ASSIGNMENT
Copy, from the material below, each line that contains the word "header".

PROVIDED ENTRIES
= = =

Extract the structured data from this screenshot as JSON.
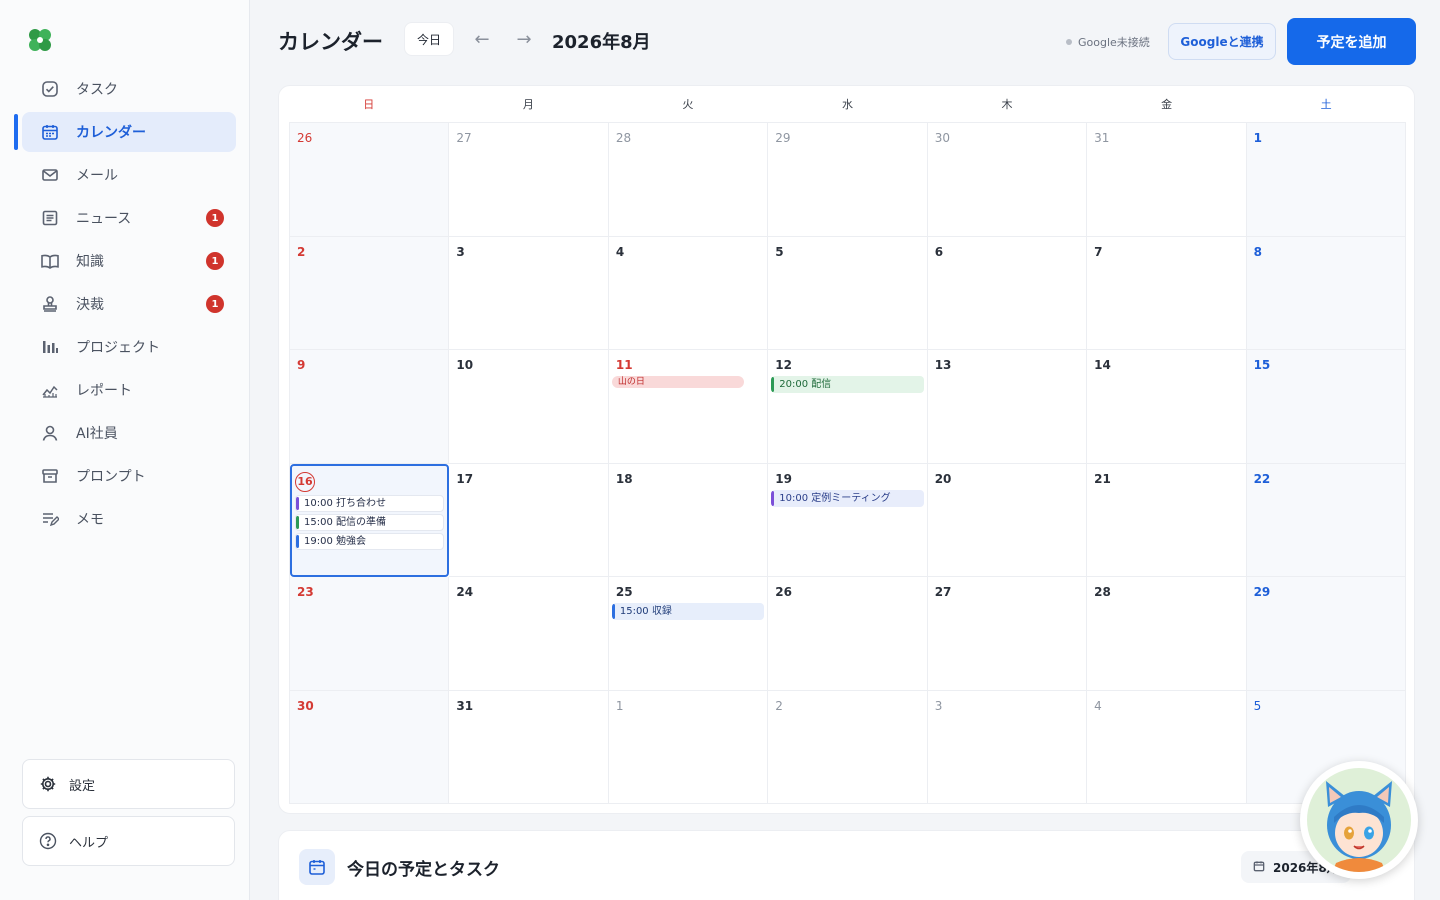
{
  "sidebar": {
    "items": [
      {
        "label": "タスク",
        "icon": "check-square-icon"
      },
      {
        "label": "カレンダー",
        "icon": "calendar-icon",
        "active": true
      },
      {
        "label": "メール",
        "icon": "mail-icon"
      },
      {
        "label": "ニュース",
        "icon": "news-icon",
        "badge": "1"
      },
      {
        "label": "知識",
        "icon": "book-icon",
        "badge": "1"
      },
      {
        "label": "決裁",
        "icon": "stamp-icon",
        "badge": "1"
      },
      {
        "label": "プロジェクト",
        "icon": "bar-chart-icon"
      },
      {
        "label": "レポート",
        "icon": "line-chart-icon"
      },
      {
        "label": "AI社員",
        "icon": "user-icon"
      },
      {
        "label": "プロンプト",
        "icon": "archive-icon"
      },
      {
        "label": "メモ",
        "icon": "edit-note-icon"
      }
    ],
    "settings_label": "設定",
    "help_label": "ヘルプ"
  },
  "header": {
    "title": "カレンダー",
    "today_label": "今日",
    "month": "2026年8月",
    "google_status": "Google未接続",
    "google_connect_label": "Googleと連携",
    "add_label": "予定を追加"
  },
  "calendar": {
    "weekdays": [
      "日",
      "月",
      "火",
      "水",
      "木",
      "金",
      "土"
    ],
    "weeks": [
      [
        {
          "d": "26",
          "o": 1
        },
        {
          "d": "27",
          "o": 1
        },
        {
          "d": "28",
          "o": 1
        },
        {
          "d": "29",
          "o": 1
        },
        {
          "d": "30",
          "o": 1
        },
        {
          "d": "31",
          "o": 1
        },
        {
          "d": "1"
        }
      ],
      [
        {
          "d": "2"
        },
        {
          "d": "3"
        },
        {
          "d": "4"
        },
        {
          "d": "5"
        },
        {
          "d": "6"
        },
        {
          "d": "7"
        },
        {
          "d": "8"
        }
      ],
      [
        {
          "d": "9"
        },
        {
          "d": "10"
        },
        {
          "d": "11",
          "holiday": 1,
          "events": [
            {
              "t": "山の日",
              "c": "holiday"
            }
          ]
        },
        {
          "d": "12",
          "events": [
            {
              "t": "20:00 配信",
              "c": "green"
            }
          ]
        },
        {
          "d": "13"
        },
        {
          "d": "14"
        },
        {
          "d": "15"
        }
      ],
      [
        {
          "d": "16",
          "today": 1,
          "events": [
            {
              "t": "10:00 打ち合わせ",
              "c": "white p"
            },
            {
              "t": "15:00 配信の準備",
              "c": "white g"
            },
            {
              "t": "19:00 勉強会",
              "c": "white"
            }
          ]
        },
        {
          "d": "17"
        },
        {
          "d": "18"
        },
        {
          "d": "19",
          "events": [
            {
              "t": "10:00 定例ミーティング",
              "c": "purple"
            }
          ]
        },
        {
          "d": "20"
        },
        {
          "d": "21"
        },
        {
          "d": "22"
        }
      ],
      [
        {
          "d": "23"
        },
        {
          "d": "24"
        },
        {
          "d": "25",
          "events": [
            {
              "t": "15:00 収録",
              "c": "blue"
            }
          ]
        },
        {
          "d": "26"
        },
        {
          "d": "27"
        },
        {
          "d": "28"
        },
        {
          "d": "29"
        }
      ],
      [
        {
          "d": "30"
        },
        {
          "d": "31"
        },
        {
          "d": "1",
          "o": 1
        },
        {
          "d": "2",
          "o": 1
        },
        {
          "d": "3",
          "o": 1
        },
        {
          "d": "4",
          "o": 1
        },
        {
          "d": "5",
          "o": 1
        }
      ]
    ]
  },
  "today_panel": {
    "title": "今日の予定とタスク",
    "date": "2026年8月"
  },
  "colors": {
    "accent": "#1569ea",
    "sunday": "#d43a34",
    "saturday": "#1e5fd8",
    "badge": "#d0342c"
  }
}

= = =

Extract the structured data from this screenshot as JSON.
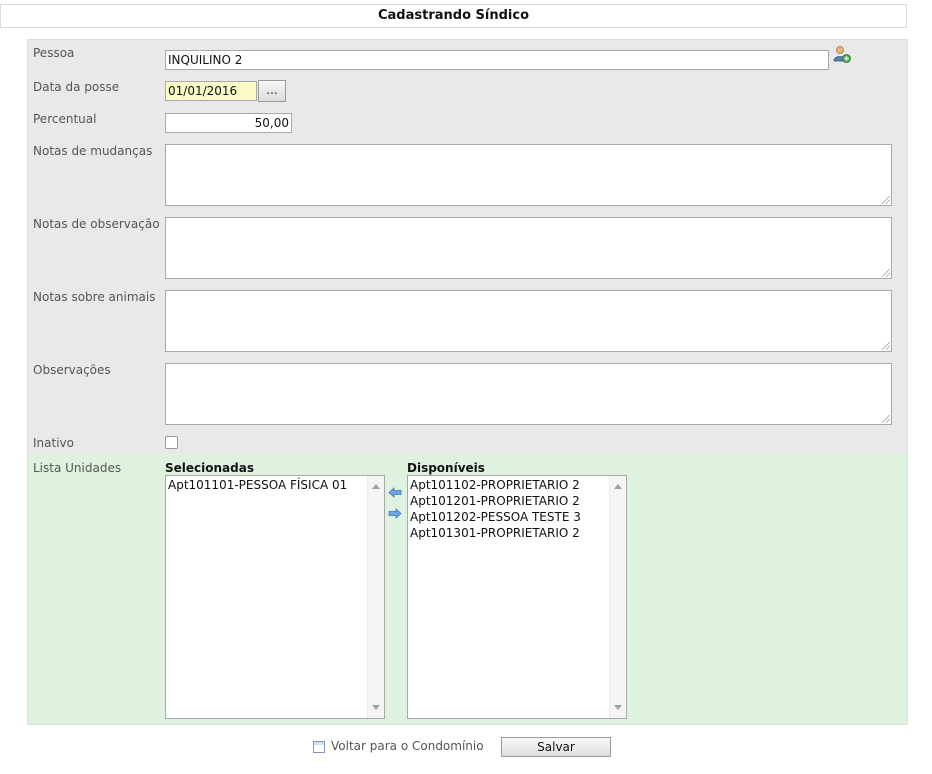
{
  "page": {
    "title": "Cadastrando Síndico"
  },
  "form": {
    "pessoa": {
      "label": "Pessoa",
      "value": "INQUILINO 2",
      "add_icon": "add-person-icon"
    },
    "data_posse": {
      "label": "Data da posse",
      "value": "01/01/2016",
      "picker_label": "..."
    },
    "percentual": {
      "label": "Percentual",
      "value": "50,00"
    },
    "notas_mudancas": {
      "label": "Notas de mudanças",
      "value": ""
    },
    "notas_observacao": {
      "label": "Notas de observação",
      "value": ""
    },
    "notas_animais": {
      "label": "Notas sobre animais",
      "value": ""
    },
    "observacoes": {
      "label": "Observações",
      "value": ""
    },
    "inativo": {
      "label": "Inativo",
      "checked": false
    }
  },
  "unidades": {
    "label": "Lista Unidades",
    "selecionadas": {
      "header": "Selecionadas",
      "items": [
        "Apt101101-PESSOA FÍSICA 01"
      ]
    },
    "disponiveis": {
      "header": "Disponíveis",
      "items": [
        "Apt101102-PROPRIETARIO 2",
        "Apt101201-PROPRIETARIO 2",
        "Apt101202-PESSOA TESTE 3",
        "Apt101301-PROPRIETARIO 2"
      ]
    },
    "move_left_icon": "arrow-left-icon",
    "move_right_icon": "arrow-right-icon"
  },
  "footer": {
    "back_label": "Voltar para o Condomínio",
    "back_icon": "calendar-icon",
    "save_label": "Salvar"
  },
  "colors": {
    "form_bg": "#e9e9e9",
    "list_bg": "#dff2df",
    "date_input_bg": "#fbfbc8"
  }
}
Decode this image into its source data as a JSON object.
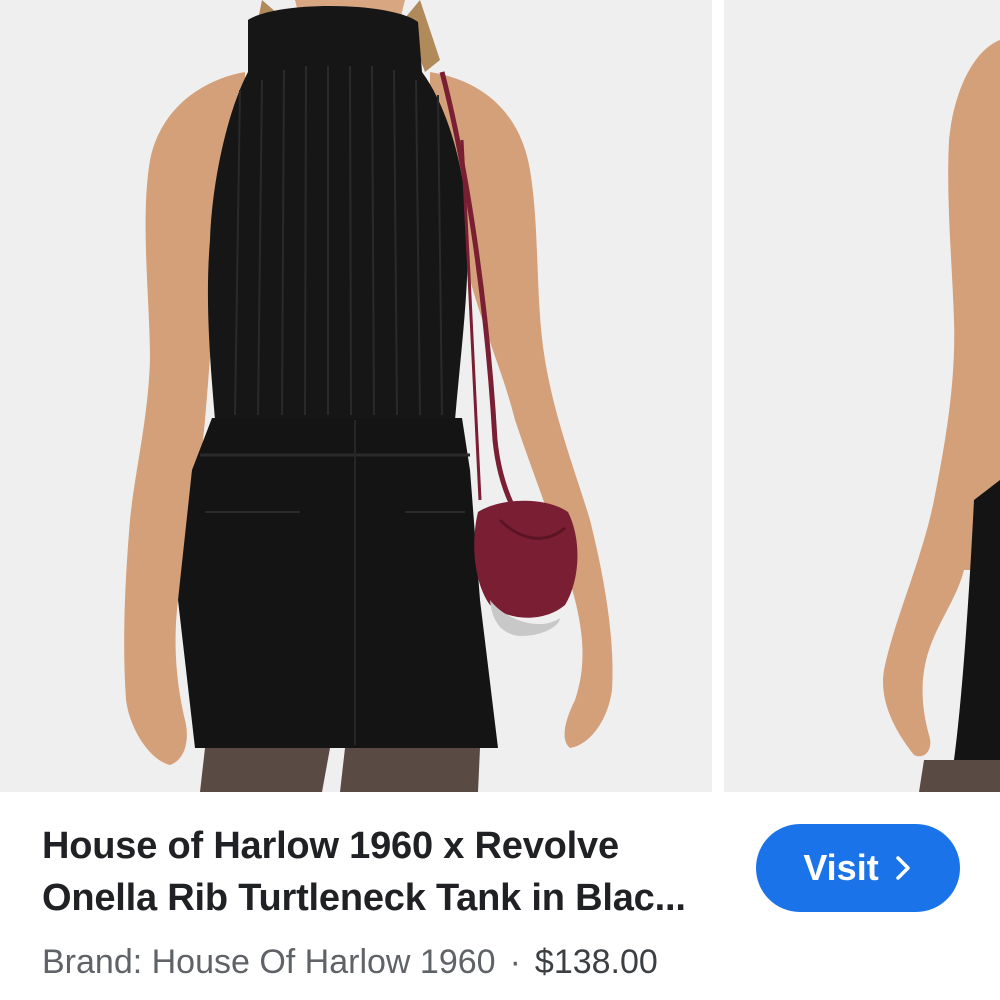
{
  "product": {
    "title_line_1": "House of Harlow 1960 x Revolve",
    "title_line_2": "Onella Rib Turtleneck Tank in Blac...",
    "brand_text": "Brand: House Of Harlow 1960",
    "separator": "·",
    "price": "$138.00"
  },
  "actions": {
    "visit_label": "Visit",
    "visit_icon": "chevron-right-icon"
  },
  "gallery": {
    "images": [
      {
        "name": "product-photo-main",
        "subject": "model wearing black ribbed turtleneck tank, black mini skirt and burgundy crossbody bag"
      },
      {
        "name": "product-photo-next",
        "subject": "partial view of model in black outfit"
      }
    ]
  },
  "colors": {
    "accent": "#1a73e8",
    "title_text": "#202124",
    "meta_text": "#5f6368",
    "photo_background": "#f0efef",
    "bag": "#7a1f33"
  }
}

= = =

SOLUTION TO THIS TASK
  "header": {
      "header": "Selecionadas",
      "header": "Disponíveis",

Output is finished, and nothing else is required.